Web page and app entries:
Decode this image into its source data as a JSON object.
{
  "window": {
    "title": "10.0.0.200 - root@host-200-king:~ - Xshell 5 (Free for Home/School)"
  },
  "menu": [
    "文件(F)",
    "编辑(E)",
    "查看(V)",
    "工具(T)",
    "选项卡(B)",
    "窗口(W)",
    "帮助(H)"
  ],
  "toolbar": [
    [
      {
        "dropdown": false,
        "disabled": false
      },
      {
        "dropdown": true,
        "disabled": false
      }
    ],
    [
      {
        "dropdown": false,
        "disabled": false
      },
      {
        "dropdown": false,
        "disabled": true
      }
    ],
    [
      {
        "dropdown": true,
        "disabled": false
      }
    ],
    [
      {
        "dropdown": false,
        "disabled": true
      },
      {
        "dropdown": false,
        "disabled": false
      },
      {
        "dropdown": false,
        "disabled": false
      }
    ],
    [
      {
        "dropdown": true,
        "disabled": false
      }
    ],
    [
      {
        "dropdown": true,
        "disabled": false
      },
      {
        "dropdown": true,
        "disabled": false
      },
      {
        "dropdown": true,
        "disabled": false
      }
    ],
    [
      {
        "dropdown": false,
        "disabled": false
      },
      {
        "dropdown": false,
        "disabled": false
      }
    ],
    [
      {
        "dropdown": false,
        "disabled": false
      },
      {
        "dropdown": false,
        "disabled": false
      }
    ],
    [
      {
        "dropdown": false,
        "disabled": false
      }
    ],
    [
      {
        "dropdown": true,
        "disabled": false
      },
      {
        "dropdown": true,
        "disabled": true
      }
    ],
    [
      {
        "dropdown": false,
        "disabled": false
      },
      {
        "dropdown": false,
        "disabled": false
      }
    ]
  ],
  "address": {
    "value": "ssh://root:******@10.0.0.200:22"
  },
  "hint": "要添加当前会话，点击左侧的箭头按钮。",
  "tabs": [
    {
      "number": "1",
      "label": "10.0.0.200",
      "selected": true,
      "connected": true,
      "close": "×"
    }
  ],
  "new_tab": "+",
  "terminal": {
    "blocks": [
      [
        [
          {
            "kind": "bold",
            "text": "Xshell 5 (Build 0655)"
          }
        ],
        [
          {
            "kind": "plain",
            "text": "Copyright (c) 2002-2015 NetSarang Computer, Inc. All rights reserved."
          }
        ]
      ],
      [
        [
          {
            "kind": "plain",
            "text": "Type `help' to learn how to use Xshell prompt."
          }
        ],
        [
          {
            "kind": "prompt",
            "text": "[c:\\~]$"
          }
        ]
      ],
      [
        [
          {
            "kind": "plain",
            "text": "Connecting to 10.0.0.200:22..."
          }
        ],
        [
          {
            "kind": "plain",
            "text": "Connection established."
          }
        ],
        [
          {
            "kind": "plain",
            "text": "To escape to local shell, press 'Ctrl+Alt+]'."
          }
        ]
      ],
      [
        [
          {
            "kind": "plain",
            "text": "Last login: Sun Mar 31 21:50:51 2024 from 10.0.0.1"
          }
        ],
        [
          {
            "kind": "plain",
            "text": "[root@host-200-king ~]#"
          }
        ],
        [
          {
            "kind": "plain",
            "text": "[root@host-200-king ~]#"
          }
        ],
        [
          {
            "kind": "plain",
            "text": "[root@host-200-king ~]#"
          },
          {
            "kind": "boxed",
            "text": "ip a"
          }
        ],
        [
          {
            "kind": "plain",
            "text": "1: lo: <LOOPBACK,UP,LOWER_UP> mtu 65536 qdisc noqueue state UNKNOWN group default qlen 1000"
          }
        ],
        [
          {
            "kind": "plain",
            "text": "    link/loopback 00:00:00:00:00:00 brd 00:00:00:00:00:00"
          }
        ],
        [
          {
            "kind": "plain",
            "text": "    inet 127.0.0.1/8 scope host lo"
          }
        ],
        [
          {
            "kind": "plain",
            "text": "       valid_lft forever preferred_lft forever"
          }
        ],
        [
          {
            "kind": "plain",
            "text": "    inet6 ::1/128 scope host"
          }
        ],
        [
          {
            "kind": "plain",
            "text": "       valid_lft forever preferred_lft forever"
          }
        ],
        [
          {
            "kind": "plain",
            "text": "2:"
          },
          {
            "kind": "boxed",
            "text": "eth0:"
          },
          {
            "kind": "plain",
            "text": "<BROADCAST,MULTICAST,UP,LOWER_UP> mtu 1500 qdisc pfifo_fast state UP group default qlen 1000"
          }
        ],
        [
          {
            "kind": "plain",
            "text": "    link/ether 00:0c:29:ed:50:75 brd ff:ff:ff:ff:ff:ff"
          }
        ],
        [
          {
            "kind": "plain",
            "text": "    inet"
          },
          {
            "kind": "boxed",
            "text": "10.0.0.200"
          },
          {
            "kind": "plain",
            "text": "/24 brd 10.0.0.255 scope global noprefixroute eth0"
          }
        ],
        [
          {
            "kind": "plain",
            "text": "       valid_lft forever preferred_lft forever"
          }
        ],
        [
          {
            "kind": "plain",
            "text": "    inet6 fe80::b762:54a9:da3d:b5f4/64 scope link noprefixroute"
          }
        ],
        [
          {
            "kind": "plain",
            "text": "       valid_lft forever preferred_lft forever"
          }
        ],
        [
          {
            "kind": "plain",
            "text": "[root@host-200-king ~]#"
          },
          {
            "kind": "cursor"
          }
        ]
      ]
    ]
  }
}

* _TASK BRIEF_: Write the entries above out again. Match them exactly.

* _SOLUTION FOR THIS PROBLEM_:
Decode this image into its source data as a JSON object.
{
  "window": {
    "title": "10.0.0.200 - root@host-200-king:~ - Xshell 5 (Free for Home/School)"
  },
  "menu": [
    "文件(F)",
    "编辑(E)",
    "查看(V)",
    "工具(T)",
    "选项卡(B)",
    "窗口(W)",
    "帮助(H)"
  ],
  "toolbar": [
    [
      {
        "dropdown": false,
        "disabled": false
      },
      {
        "dropdown": true,
        "disabled": false
      }
    ],
    [
      {
        "dropdown": false,
        "disabled": false
      },
      {
        "dropdown": false,
        "disabled": true
      }
    ],
    [
      {
        "dropdown": true,
        "disabled": false
      }
    ],
    [
      {
        "dropdown": false,
        "disabled": true
      },
      {
        "dropdown": false,
        "disabled": false
      },
      {
        "dropdown": false,
        "disabled": false
      }
    ],
    [
      {
        "dropdown": true,
        "disabled": false
      }
    ],
    [
      {
        "dropdown": true,
        "disabled": false
      },
      {
        "dropdown": true,
        "disabled": false
      },
      {
        "dropdown": true,
        "disabled": false
      }
    ],
    [
      {
        "dropdown": false,
        "disabled": false
      },
      {
        "dropdown": false,
        "disabled": false
      }
    ],
    [
      {
        "dropdown": false,
        "disabled": false
      },
      {
        "dropdown": false,
        "disabled": false
      }
    ],
    [
      {
        "dropdown": false,
        "disabled": false
      }
    ],
    [
      {
        "dropdown": true,
        "disabled": false
      },
      {
        "dropdown": true,
        "disabled": true
      }
    ],
    [
      {
        "dropdown": false,
        "disabled": false
      },
      {
        "dropdown": false,
        "disabled": false
      }
    ]
  ],
  "address": {
    "value": "ssh://root:******@10.0.0.200:22"
  },
  "hint": "要添加当前会话，点击左侧的箭头按钮。",
  "tabs": [
    {
      "number": "1",
      "label": "10.0.0.200",
      "selected": true,
      "connected": true,
      "close": "×"
    }
  ],
  "new_tab": "+",
  "terminal": {
    "blocks": [
      [
        [
          {
            "kind": "bold",
            "text": "Xshell 5 (Build 0655)"
          }
        ],
        [
          {
            "kind": "plain",
            "text": "Copyright (c) 2002-2015 NetSarang Computer, Inc. All rights reserved."
          }
        ]
      ],
      [
        [
          {
            "kind": "plain",
            "text": "Type `help' to learn how to use Xshell prompt."
          }
        ],
        [
          {
            "kind": "prompt",
            "text": "[c:\\~]$"
          }
        ]
      ],
      [
        [
          {
            "kind": "plain",
            "text": "Connecting to 10.0.0.200:22..."
          }
        ],
        [
          {
            "kind": "plain",
            "text": "Connection established."
          }
        ],
        [
          {
            "kind": "plain",
            "text": "To escape to local shell, press 'Ctrl+Alt+]'."
          }
        ]
      ],
      [
        [
          {
            "kind": "plain",
            "text": "Last login: Sun Mar 31 21:50:51 2024 from 10.0.0.1"
          }
        ],
        [
          {
            "kind": "plain",
            "text": "[root@host-200-king ~]#"
          }
        ],
        [
          {
            "kind": "plain",
            "text": "[root@host-200-king ~]#"
          }
        ],
        [
          {
            "kind": "plain",
            "text": "[root@host-200-king ~]#"
          },
          {
            "kind": "boxed",
            "text": "ip a"
          }
        ],
        [
          {
            "kind": "plain",
            "text": "1: lo: <LOOPBACK,UP,LOWER_UP> mtu 65536 qdisc noqueue state UNKNOWN group default qlen 1000"
          }
        ],
        [
          {
            "kind": "plain",
            "text": "    link/loopback 00:00:00:00:00:00 brd 00:00:00:00:00:00"
          }
        ],
        [
          {
            "kind": "plain",
            "text": "    inet 127.0.0.1/8 scope host lo"
          }
        ],
        [
          {
            "kind": "plain",
            "text": "       valid_lft forever preferred_lft forever"
          }
        ],
        [
          {
            "kind": "plain",
            "text": "    inet6 ::1/128 scope host"
          }
        ],
        [
          {
            "kind": "plain",
            "text": "       valid_lft forever preferred_lft forever"
          }
        ],
        [
          {
            "kind": "plain",
            "text": "2:"
          },
          {
            "kind": "boxed",
            "text": "eth0:"
          },
          {
            "kind": "plain",
            "text": "<BROADCAST,MULTICAST,UP,LOWER_UP> mtu 1500 qdisc pfifo_fast state UP group default qlen 1000"
          }
        ],
        [
          {
            "kind": "plain",
            "text": "    link/ether 00:0c:29:ed:50:75 brd ff:ff:ff:ff:ff:ff"
          }
        ],
        [
          {
            "kind": "plain",
            "text": "    inet"
          },
          {
            "kind": "boxed",
            "text": "10.0.0.200"
          },
          {
            "kind": "plain",
            "text": "/24 brd 10.0.0.255 scope global noprefixroute eth0"
          }
        ],
        [
          {
            "kind": "plain",
            "text": "       valid_lft forever preferred_lft forever"
          }
        ],
        [
          {
            "kind": "plain",
            "text": "    inet6 fe80::b762:54a9:da3d:b5f4/64 scope link noprefixroute"
          }
        ],
        [
          {
            "kind": "plain",
            "text": "       valid_lft forever preferred_lft forever"
          }
        ],
        [
          {
            "kind": "plain",
            "text": "[root@host-200-king ~]#"
          },
          {
            "kind": "cursor"
          }
        ]
      ]
    ]
  }
}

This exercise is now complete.